Special to The B.C. Catholic
COQUITLAM—Local Catholics and Lutherans chose to celebrate unity, rather than division, on the 500th anniversary of the Reformation that tore the two traditions apart.
About 300 people gathered at St. Clare’s Catholic Church for a joint prayer service led by Archbishop J. Michael Miller, CSB, and Lutheran Bishop Greg Mohr Oct. 1.
“The sight of the leaders of both of our churches leading the assembly in worship was a very hopeful sign for the future,” said Eric Krushel, pastor of Good Shepherd Lutheran Church in Coquitlam.
“There was a strong feeling of good will in the church and the voices melding together in song was such a powerful and audible sign of the unity we seek.”
The year 2017 marks 500 years since Martin Luther initiated the Reformation. It also marks 50 years since the launch of the Roman Catholic-Lutheran Dialogue, an international effort to mend relationships between the two churches.
Today, reform means something very different. It means working against the status quo of separation and working for a renewed relationship based on the core commitments of our faith.
Krushel said the prayer service at St. Clare’s marked a massive shift in how Catholics and Lutherans interact and understand each other.
“This anniversary is not just about celebrating Lutheran heritage and culture, but it’s about moving forward. It’s about redefining the word reform. For so long the word reform meant defining ourselves as Lutherans against our Roman Catholic brothers and sisters,” he said.
“Today, reform means something very different. It means working against the status quo of separation and working for a renewed relationship based on the core commitments of our faith.”

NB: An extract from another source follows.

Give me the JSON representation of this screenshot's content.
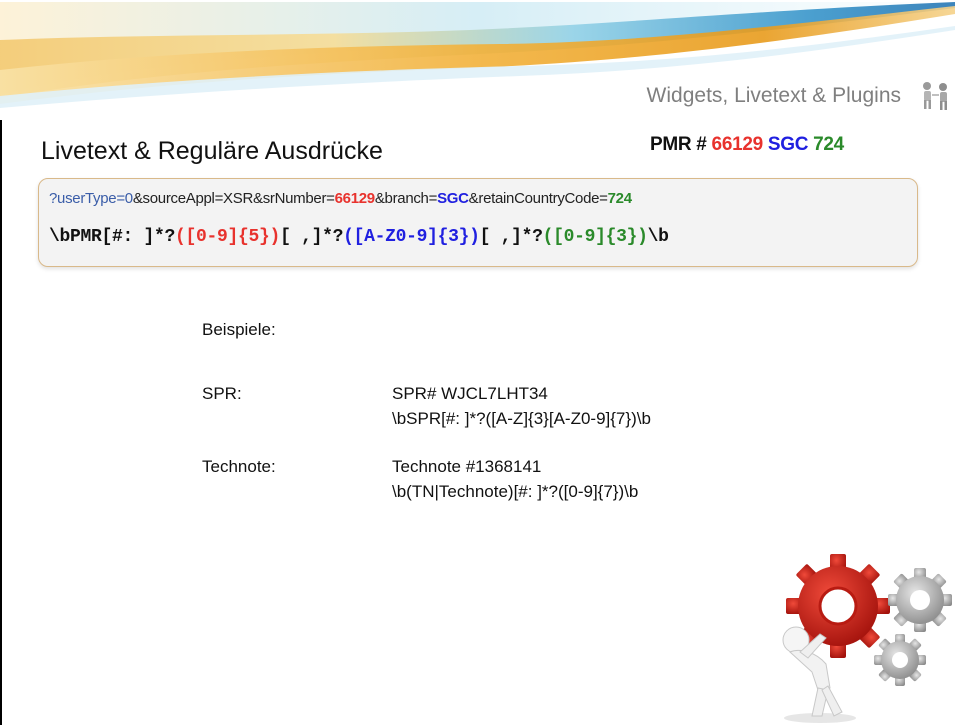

The liturgy at St. Clare’s was based on From Conflict to Communion, a document published in 2013 by the International Lutheran-Roman Catholic Commission on Unity. Participants prayed using sections of the document that underlined themes of thanksgiving and repentance, and Bishops Miller and Mohr gave homilies on the Gospel of John, encouraging those present to be a visible sign of Christian unity.

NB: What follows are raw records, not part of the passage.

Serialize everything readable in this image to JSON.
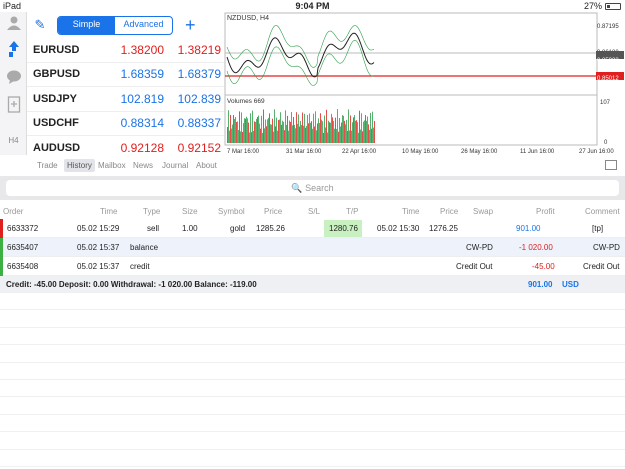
{
  "status": {
    "device": "iPad",
    "time": "9:04 PM",
    "battery": "27%"
  },
  "quotes": {
    "mode_simple": "Simple",
    "mode_advanced": "Advanced",
    "rows": [
      {
        "symbol": "EURUSD",
        "bid": "1.38200",
        "ask": "1.38219",
        "dir": "down"
      },
      {
        "symbol": "GBPUSD",
        "bid": "1.68359",
        "ask": "1.68379",
        "dir": "up"
      },
      {
        "symbol": "USDJPY",
        "bid": "102.819",
        "ask": "102.839",
        "dir": "up"
      },
      {
        "symbol": "USDCHF",
        "bid": "0.88314",
        "ask": "0.88337",
        "dir": "up"
      },
      {
        "symbol": "AUDUSD",
        "bid": "0.92128",
        "ask": "0.92152",
        "dir": "down"
      }
    ]
  },
  "rail": {
    "timeframe": "H4"
  },
  "chart": {
    "title": "NZDUSD, H4",
    "volumes_label": "Volumes 669",
    "price_labels": [
      "0.87195",
      "0.86180",
      "0.85983",
      "0.85012",
      "0.85012"
    ],
    "volume_axis": [
      "107",
      "0"
    ],
    "date_labels": [
      "7 Mar 16:00",
      "31 Mar 16:00",
      "22 Apr 16:00",
      "10 May 16:00",
      "26 May 16:00",
      "11 Jun 16:00",
      "27 Jun 16:00"
    ],
    "line_color": "#e0201e"
  },
  "tabs": [
    "Trade",
    "History",
    "Mailbox",
    "News",
    "Journal",
    "About"
  ],
  "active_tab": "History",
  "search": {
    "placeholder": "Search"
  },
  "table": {
    "headers": [
      "Order",
      "Time",
      "Type",
      "Size",
      "Symbol",
      "Price",
      "S/L",
      "T/P",
      "Time",
      "Price",
      "Swap",
      "Profit",
      "Comment"
    ],
    "rows": [
      {
        "order": "6633372",
        "time": "05.02 15:29",
        "type": "sell",
        "size": "1.00",
        "symbol": "gold",
        "price": "1285.26",
        "sl": "",
        "tp": "1280.76",
        "time2": "05.02 15:30",
        "price2": "1276.25",
        "swap": "",
        "profit": "901.00",
        "comment": "[tp]",
        "marker": "#e0201e"
      },
      {
        "order": "6635407",
        "time": "05.02 15:37",
        "type": "balance",
        "size": "",
        "symbol": "",
        "price": "",
        "sl": "",
        "tp": "",
        "time2": "",
        "price2": "",
        "swap": "CW-PD",
        "profit": "-1 020.00",
        "comment": "CW-PD",
        "marker": "#3cb043"
      },
      {
        "order": "6635408",
        "time": "05.02 15:37",
        "type": "credit",
        "size": "",
        "symbol": "",
        "price": "",
        "sl": "",
        "tp": "",
        "time2": "",
        "price2": "",
        "swap": "Credit Out",
        "profit": "-45.00",
        "comment": "Credit Out",
        "marker": "#3cb043"
      }
    ],
    "summary": "Credit: -45.00 Deposit: 0.00 Withdrawal: -1 020.00 Balance: -119.00",
    "total_profit": "901.00",
    "currency": "USD"
  }
}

The core of the program revolved around five commitments made by the whole congregation. Five people, led by eight-year-old Dominic Friesen, carried candles to the altar to represent these commitments:
Catholics and Lutherans should

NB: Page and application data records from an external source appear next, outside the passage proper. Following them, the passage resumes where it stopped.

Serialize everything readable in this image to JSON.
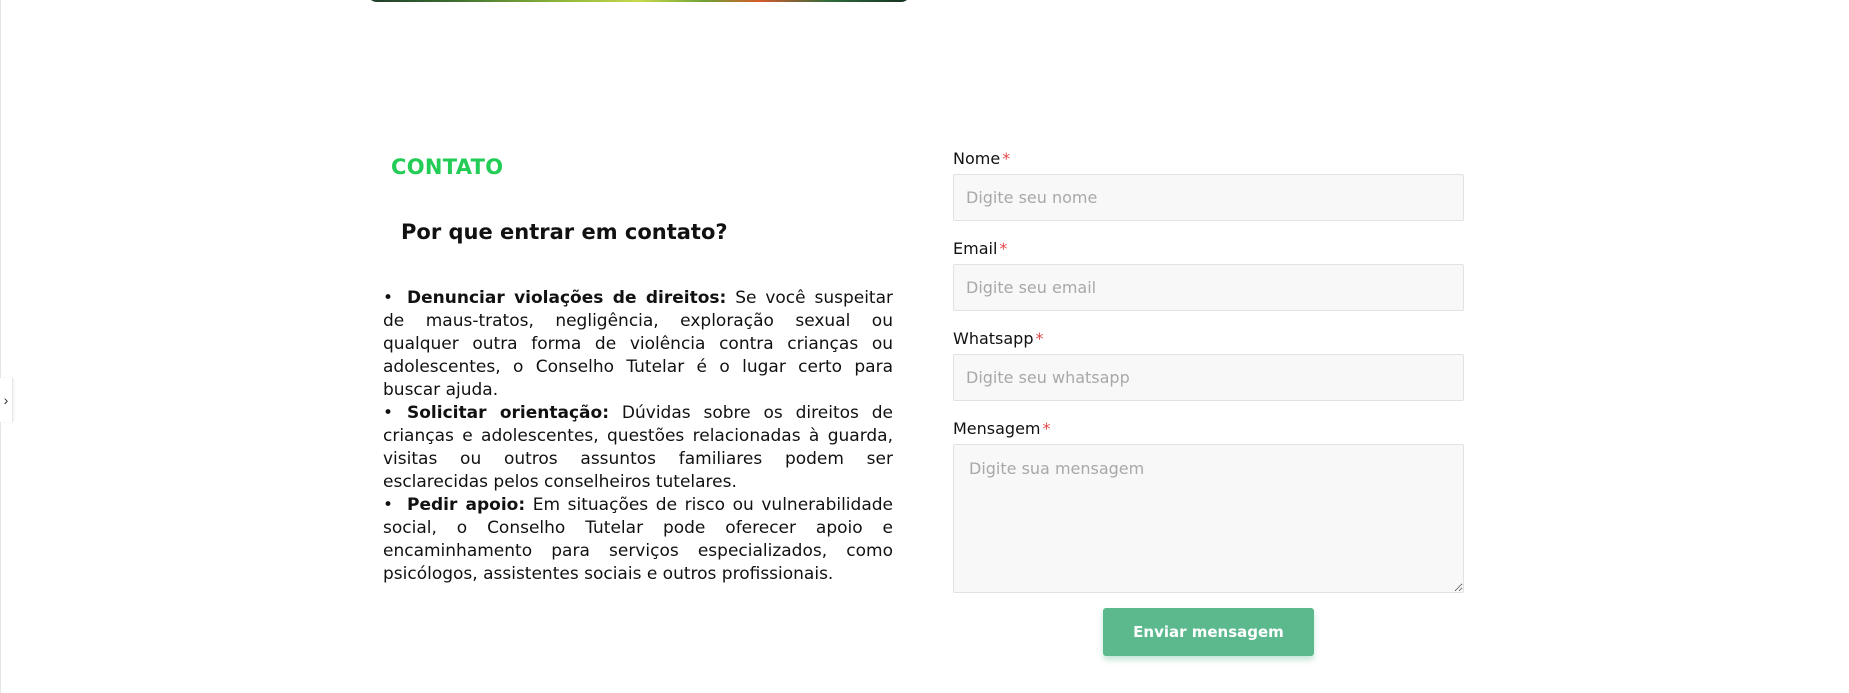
{
  "side_toggle": {
    "icon": "chevron-right-icon",
    "glyph": "›"
  },
  "contact": {
    "section_label": "CONTATO",
    "heading": "Por que entrar em contato?",
    "reasons": [
      {
        "title": "Denunciar violações de direitos:",
        "text": "Se você suspeitar de maus-tratos, negligência, exploração sexual ou qualquer outra forma de violência contra crianças ou adolescentes, o Conselho Tutelar é o lugar certo para buscar ajuda."
      },
      {
        "title": "Solicitar orientação:",
        "text": "Dúvidas sobre os direitos de crianças e adolescentes, questões relacionadas à guarda, visitas ou outros assuntos familiares podem ser esclarecidas pelos conselheiros tutelares."
      },
      {
        "title": "Pedir apoio:",
        "text": "Em situações de risco ou vulnerabilidade social, o Conselho Tutelar pode oferecer apoio e encaminhamento para serviços especializados, como psicólogos, assistentes sociais e outros profissionais."
      }
    ],
    "bullet": "•"
  },
  "form": {
    "required_mark": "*",
    "fields": {
      "name": {
        "label": "Nome",
        "placeholder": "Digite seu nome",
        "value": ""
      },
      "email": {
        "label": "Email",
        "placeholder": "Digite seu email",
        "value": ""
      },
      "whatsapp": {
        "label": "Whatsapp",
        "placeholder": "Digite seu whatsapp",
        "value": ""
      },
      "message": {
        "label": "Mensagem",
        "placeholder": "Digite sua mensagem",
        "value": ""
      }
    },
    "submit_label": "Enviar mensagem"
  },
  "colors": {
    "accent_green": "#22cc55",
    "button_green": "#5cb98e",
    "required_red": "#e24a4a"
  }
}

always begin from the perspective of unity, not division, to strengthen what
they hold in common.
2) Lutherans and Catholics must let themselves continuously be transformed by the encounter with the other and by the mutual witness of faith.
3) Catholics and Lutherans should commit themselves to seek visible unity, to elaborate on what this means in concrete steps, and to strive repeatedly toward this goal.
4) Lutherans and Catholics should jointly rediscover the power of the Gospel of Jesus Christ for our time.
5) Catholics and Lutherans should witness together to the mercy of God in proclamation and service to the world.
Krushel said it was a solemn, yet joy-filled moment. “The service felt for me like a point of no return … in the sense that there has been a commitment made to moving forward together and that there’s no going back for either of our churches to the divisive and suspicious ways of the past.”
The prayer service was followed by a reception that gave participants an opportunity to dialogue and to share their stories.
Another event aimed at bringing Catholics and Lutherans together, this time to talk about Mary and the saints, will be held Nov. 25 at Good Shepherd Lutheran Church.